▸ RECORD SET:
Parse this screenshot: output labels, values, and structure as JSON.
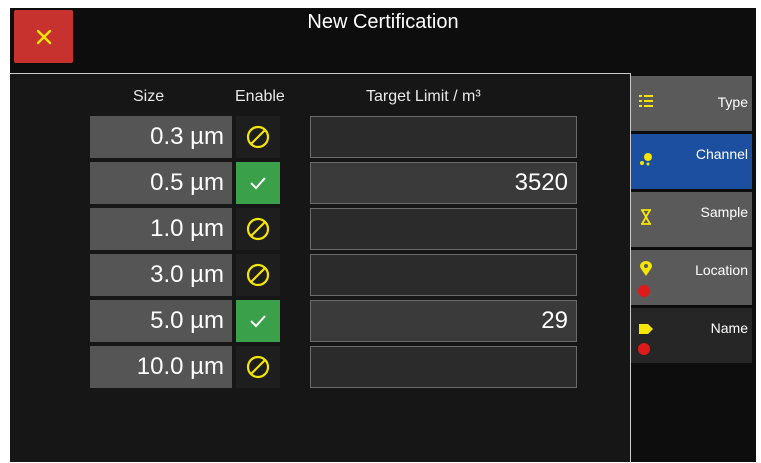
{
  "window": {
    "title": "New Certification",
    "close_icon": "close-icon"
  },
  "table": {
    "headers": {
      "size": "Size",
      "enable": "Enable",
      "target": "Target Limit / m³"
    },
    "rows": [
      {
        "size": "0.3 µm",
        "enabled": false,
        "target": ""
      },
      {
        "size": "0.5 µm",
        "enabled": true,
        "target": "3520"
      },
      {
        "size": "1.0 µm",
        "enabled": false,
        "target": ""
      },
      {
        "size": "3.0 µm",
        "enabled": false,
        "target": ""
      },
      {
        "size": "5.0 µm",
        "enabled": true,
        "target": "29"
      },
      {
        "size": "10.0 µm",
        "enabled": false,
        "target": ""
      }
    ]
  },
  "sidebar": {
    "items": [
      {
        "label": "Type",
        "icon": "list-icon",
        "active": false,
        "warning": false
      },
      {
        "label": "Channel",
        "icon": "dots-icon",
        "active": true,
        "warning": false
      },
      {
        "label": "Sample",
        "icon": "hourglass-icon",
        "active": false,
        "warning": false
      },
      {
        "label": "Location",
        "icon": "pin-icon",
        "active": false,
        "warning": true
      },
      {
        "label": "Name",
        "icon": "tag-icon",
        "active": false,
        "warning": true
      }
    ]
  },
  "colors": {
    "accent_yellow": "#f5e600",
    "close_red": "#c8322e",
    "enabled_green": "#3aa14a",
    "active_blue": "#1d4fa0",
    "warning_red": "#e01a1a"
  }
}
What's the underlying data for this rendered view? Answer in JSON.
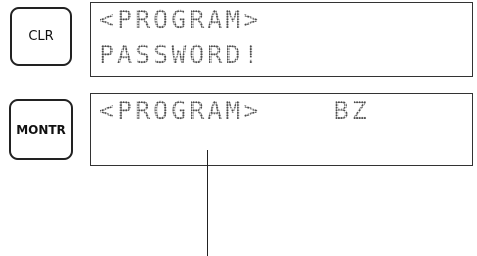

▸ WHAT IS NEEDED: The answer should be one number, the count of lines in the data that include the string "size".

▸ ANSWER SECTION: 7